A DAM also helps with version control and consistency.
DAMs are much more robust than cloud-based storage systems, such as Dropbox and Box. Jill’s post goes in depth about the benefits of a DAM, how to calculate your ROI, and questions to ask when considering a DAM.
Are you struggling to speak in a consistent voice? Do you want your audience to know that your content is yours simply by the way it sounds? If so, you need brand guidelines.
If you want to improve your brand guidelines, there is no better organization to study than Cleveland Clinic. Its content team created a website called OnBrand (shown in this screenshot) that includes guidelines, assets, and other materials that anyone writing about the Cleveland Clinic can use. (It’s available for internal and external writers.)To improve brand guidelines, there is no better organization to study than @ClevelandClinic by @hejhejnatalya Click To Tweet
Natalya explains why these guidelines are so unique:
Far from a simple resource center to download logos or presentation templates, OnBrand answers the strategic “why” for those telling the Cleveland Clinic story or speaking for the brand.
And, as Joe Pulizzi has talked about, your why is critical to the success of your content marketing.
5 Easy Steps to Define and Use Your Brand Voice
Customer journey map
One of our most popular content strategy posts from this past year focused on the customer journey map, which, as Marcia explains, looks at various things people want to accomplish as they interact with a brand. The post walks you through a template developed by Paula Land and Kevin Nichols.
This tool gives content planners – the strategists among us (or the strategist within you) – a handy way to brainstorm what content to create, what formats to use, and what channels will best meet the needs of our audiences.
Posts to Get You Started:
Personas are nothing new – they are a staple in the marketing world – but they definitely are used by content strategists as well.
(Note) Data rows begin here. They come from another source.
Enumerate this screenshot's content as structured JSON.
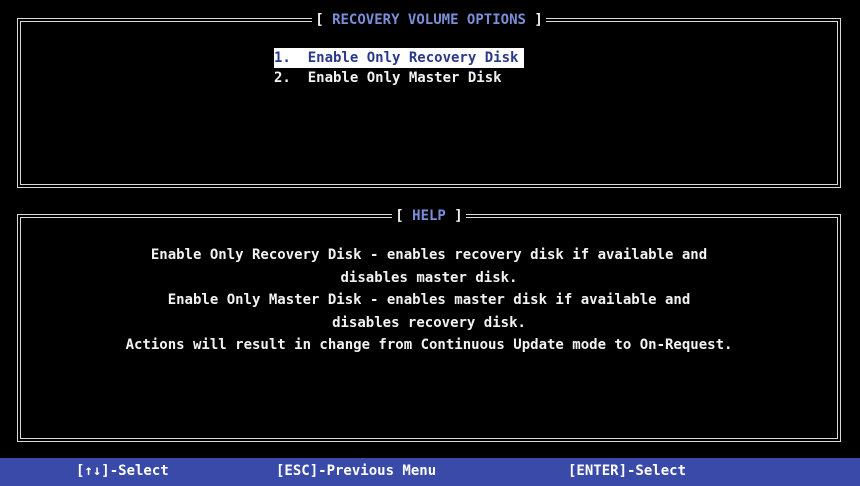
{
  "options_panel": {
    "title_open": "[",
    "title": "RECOVERY VOLUME OPTIONS",
    "title_close": "]",
    "options": [
      {
        "label": "1.  Enable Only Recovery Disk",
        "selected": true
      },
      {
        "label": "2.  Enable Only Master Disk",
        "selected": false
      }
    ]
  },
  "help_panel": {
    "title_open": "[",
    "title": "HELP",
    "title_close": "]",
    "lines": [
      "Enable Only Recovery Disk - enables recovery disk if available and",
      "disables master disk.",
      "Enable Only Master Disk - enables master disk if available and",
      "disables recovery disk.",
      "Actions will result in change from Continuous Update mode to On-Request."
    ]
  },
  "footer": {
    "arrows_select": "[↑↓]-Select",
    "esc_previous": "[ESC]-Previous Menu",
    "enter_select": "[ENTER]-Select"
  },
  "colors": {
    "background": "#000000",
    "title_accent": "#7b8fd8",
    "selection_background": "#ffffff",
    "selection_text": "#2a3a8a",
    "footer_bar": "#3a4aa8",
    "border": "#d8d8d8"
  }
}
They are so critical that I can’t help but mention them here.
During ICC this year, Ardath Albee detailed nine components a buyer persona should include. She explained how you approach your research to get this information (hint: You don’t gather your team for a working lunch and guess). Even better, she mapped all the research sources and interview questions back to the nine persona components.
You’ll find this set of posts an easy-to-follow, yet thorough read on how to create those personas that you may have been putting off for far too long – personas that your team will want to use and that will help your business build sales.
As Marcia explains in this post, a message architecture is a small set of words or statements that helps identify what messages should be conveyed and, even more importantly, their order of priority. She explains:
When marketers say ‘messages’ or ‘messaging,’ they aren’t talking about customer-facing content; they’re talking about the general impression they want customers to take away from the content.
Here is one example from that post:
Adapted from Margot Bloomstein, Term of the Week: Message Architecture
See the post for other examples and details on how to create your own message architecture, a simple yet powerful tool used by many content strategists to help organizations bring their messaging into alignment.
Getting your content to the right person at the right time and having teams that work efficiently don’t need to be “someday” ideas. If you educate yourself on the topics discussed here – and partner with one or more content strategists – you can work toward those goals today, transforming not only your audience’s experience of your content but your team’s experience as well.
Are these topics of interest to you? If so, sign up for our Content Strategy for Marketers weekly email newsletter, which features exclusive insights from CMI’s Chief Strategy Officer Robert Rose. If you’re like many other marketers we meet, you’ll come to look forward to his thoughts every Saturday.
Cover image by Joseph Kalinowski/Content Marketing Institute